· CATS FALL PREY TO PREDATORS: Cats are always portrayed as predators. I haven’t seen any literature addressing the fact that they are also preyed upon themselves. They fall prey to humans who poison and shoot them. They are hit by cars or killed when taking refuge in a warm car engine. They are killed by dogs and in suburban areas they are killed by other predators like birds of prey, coyotes, bobcats, foxes and sometimes raccoons. Kittens even fall prey to snakes. Here in Florida where irresponsible people release their boa constrictors and monitor lizards (truly invasive species), cats, small dogs and kittens are food for these animals quite frequently.
· IT’S LESS EXPENSIVE TO FIX CATS THAN TO KILL THEM: Data collected in Florida shows that it costs animal control agencies between $100 - $150 per animal to capture, house, feed, care for, kill and dispose of their bodies. Orange County Animal Services estimated it cost them an average of $50 per surgery. That cost covered not only spay/neuter for cats, but spay/neuter for dogs of all sizes, including females in season and dogs or cats where both testicles had not descended. If, for the same tax dollars, 2 – 3 animals could be spayed or neutered or 1 animal killed, which would you think is more cost effective? If put to a referendum, I firmly believe that most people would opt for surgery over death, where their tax dollars are concerned. This is also an economic question: no animal control department has enough funds to round up every outdoor cat, indefinitely. Nor do they have a shelter large enough to hold all of the unwanted animals. Nor do they have a staff large enough to accomplish this task. By limiting the SUPPLY (fixing more animals), DEMAND is bound to increase. With that the value of these precious lives would, no doubt and based upon simple economic principles, increase.

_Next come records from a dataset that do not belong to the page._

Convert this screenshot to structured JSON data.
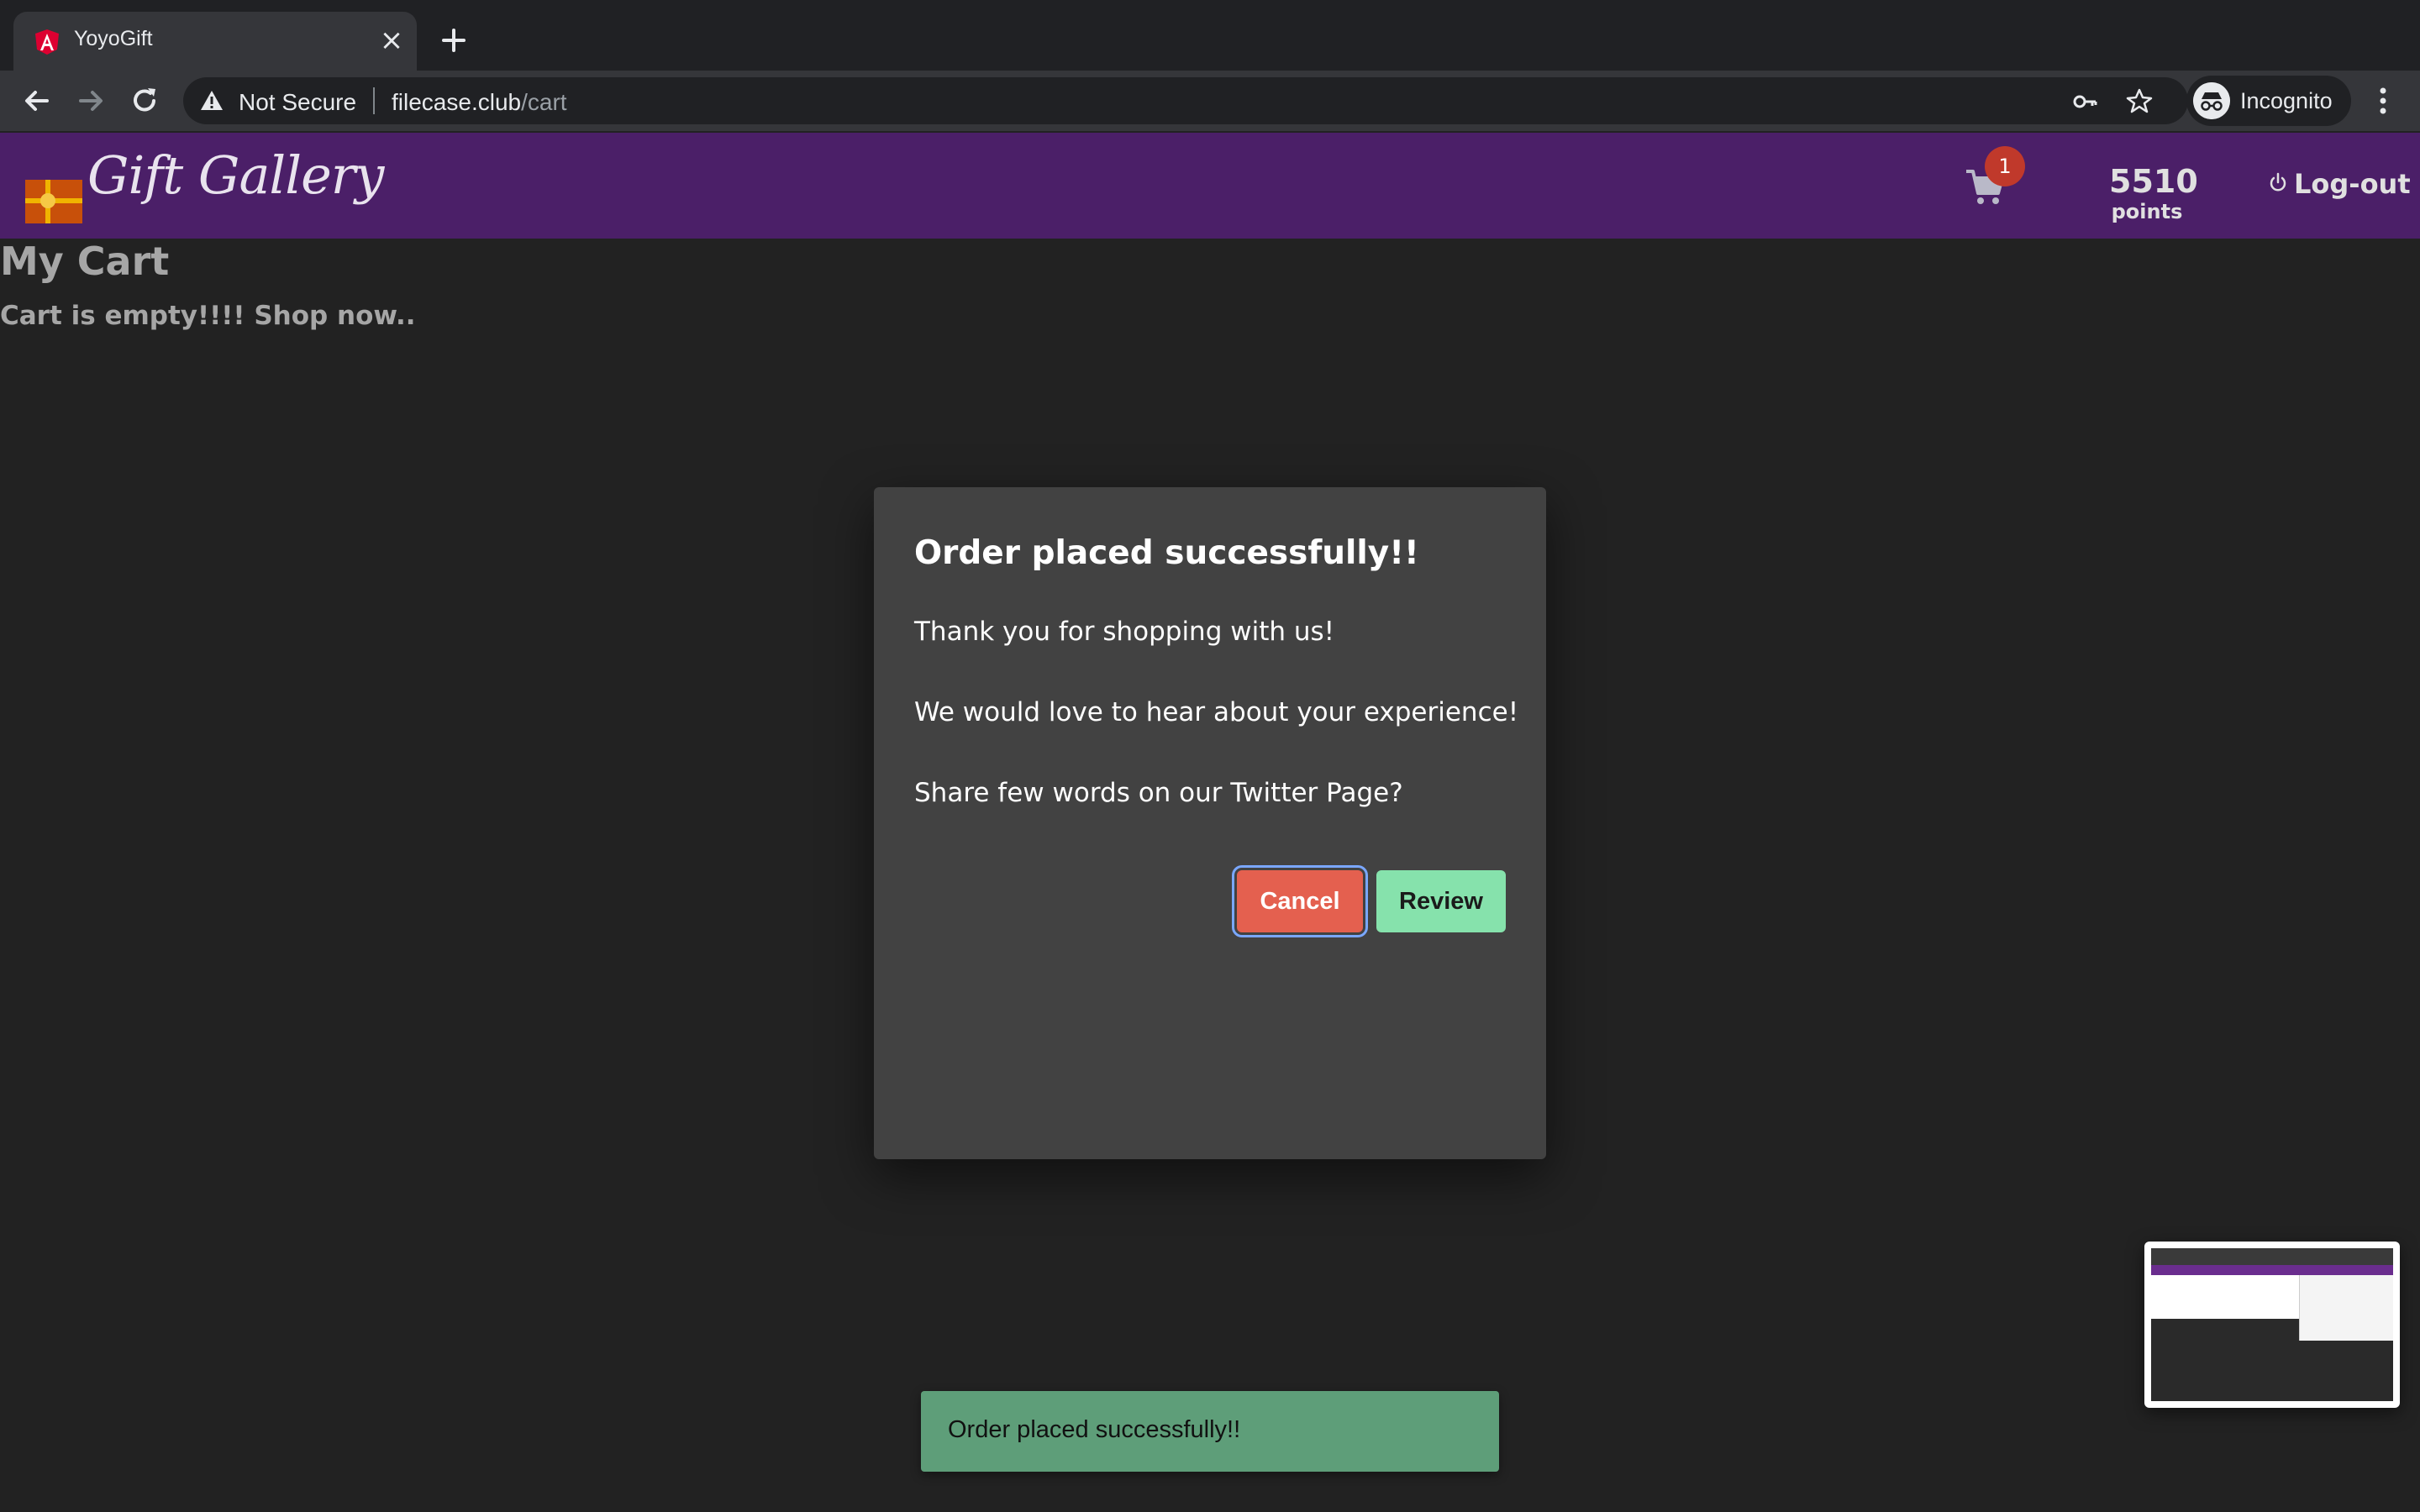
{
  "browser": {
    "tab_title": "YoyoGift",
    "security_label": "Not Secure",
    "url_host": "filecase.club",
    "url_path": "/cart",
    "profile_label": "Incognito"
  },
  "header": {
    "logo_text": "Gift Gallery",
    "cart_count": "1",
    "points_value": "5510",
    "points_label": "points",
    "logout_label": "Log-out",
    "brand_color": "#4b1f68"
  },
  "page": {
    "title": "My Cart",
    "empty_message": "Cart is empty!!!! Shop now.."
  },
  "modal": {
    "title": "Order placed successfully!!",
    "lines": [
      "Thank you for shopping with us!",
      "We would love to hear about your experience!",
      "Share few words on our Twitter Page?"
    ],
    "cancel_label": "Cancel",
    "review_label": "Review",
    "cancel_color": "#e4604f",
    "review_color": "#86e2ac"
  },
  "snackbar": {
    "message": "Order placed successfully!!",
    "color": "#5e9e79"
  },
  "icons": [
    "angular-favicon-icon",
    "close-icon",
    "plus-icon",
    "back-arrow-icon",
    "forward-arrow-icon",
    "reload-icon",
    "warning-icon",
    "key-icon",
    "star-icon",
    "incognito-icon",
    "kebab-menu-icon",
    "cart-icon",
    "power-icon"
  ]
}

Life on the street is dangerous, frightening and generally unfriendly. While very little has been or can be done to prevent uncaring individuals from abandoning their cats to fend for themselves, providing food for these victims of heartless humans is the compassionate thing to do. Getting them spayed or neutered improves life for them and limits the number of unwanted kittens born. Better yet, providing them with a safe, loving home whenever possible is the right thing to do. Your kitty deserves your compassion and assistance. Choose to be humane, instead of misguided and uninformed.